(Component data from apps and pages)
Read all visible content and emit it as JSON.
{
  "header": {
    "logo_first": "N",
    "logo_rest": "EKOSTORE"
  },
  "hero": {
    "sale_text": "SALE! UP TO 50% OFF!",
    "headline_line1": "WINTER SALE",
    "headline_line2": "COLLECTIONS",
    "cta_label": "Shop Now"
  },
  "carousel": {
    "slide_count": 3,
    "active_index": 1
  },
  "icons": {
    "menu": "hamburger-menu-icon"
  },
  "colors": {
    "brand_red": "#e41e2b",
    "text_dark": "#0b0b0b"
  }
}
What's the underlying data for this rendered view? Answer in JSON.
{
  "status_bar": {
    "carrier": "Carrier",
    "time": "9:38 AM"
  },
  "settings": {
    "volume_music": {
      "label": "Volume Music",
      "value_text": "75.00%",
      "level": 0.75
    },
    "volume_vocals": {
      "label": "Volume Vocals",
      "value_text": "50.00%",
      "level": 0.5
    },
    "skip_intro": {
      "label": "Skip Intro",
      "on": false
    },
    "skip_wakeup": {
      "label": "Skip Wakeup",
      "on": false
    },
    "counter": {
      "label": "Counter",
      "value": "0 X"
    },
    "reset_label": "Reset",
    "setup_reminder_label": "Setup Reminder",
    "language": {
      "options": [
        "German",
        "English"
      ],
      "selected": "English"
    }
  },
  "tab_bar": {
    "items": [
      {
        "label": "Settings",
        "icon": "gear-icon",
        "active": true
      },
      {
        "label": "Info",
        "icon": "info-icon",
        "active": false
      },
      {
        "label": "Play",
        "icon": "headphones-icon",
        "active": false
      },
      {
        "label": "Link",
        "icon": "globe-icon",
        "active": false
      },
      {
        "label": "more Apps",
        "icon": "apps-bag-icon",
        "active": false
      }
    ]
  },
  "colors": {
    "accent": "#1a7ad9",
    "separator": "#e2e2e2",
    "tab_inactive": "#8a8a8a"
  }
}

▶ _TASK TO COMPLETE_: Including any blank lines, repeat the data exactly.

▶ _TASK SOLUTION_:
Read all visible content and emit it as JSON.
{
  "header": {
    "logo_first": "N",
    "logo_rest": "EKOSTORE"
  },
  "hero": {
    "sale_text": "SALE! UP TO 50% OFF!",
    "headline_line1": "WINTER SALE",
    "headline_line2": "COLLECTIONS",
    "cta_label": "Shop Now"
  },
  "carousel": {
    "slide_count": 3,
    "active_index": 1
  },
  "icons": {
    "menu": "hamburger-menu-icon"
  },
  "colors": {
    "brand_red": "#e41e2b",
    "text_dark": "#0b0b0b"
  }
}
What's the underlying data for this rendered view? Answer in JSON.
{
  "status_bar": {
    "carrier": "Carrier",
    "time": "9:38 AM"
  },
  "settings": {
    "volume_music": {
      "label": "Volume Music",
      "value_text": "75.00%",
      "level": 0.75
    },
    "volume_vocals": {
      "label": "Volume Vocals",
      "value_text": "50.00%",
      "level": 0.5
    },
    "skip_intro": {
      "label": "Skip Intro",
      "on": false
    },
    "skip_wakeup": {
      "label": "Skip Wakeup",
      "on": false
    },
    "counter": {
      "label": "Counter",
      "value": "0 X"
    },
    "reset_label": "Reset",
    "setup_reminder_label": "Setup Reminder",
    "language": {
      "options": [
        "German",
        "English"
      ],
      "selected": "English"
    }
  },
  "tab_bar": {
    "items": [
      {
        "label": "Settings",
        "icon": "gear-icon",
        "active": true
      },
      {
        "label": "Info",
        "icon": "info-icon",
        "active": false
      },
      {
        "label": "Play",
        "icon": "headphones-icon",
        "active": false
      },
      {
        "label": "Link",
        "icon": "globe-icon",
        "active": false
      },
      {
        "label": "more Apps",
        "icon": "apps-bag-icon",
        "active": false
      }
    ]
  },
  "colors": {
    "accent": "#1a7ad9",
    "separator": "#e2e2e2",
    "tab_inactive": "#8a8a8a"
  }
}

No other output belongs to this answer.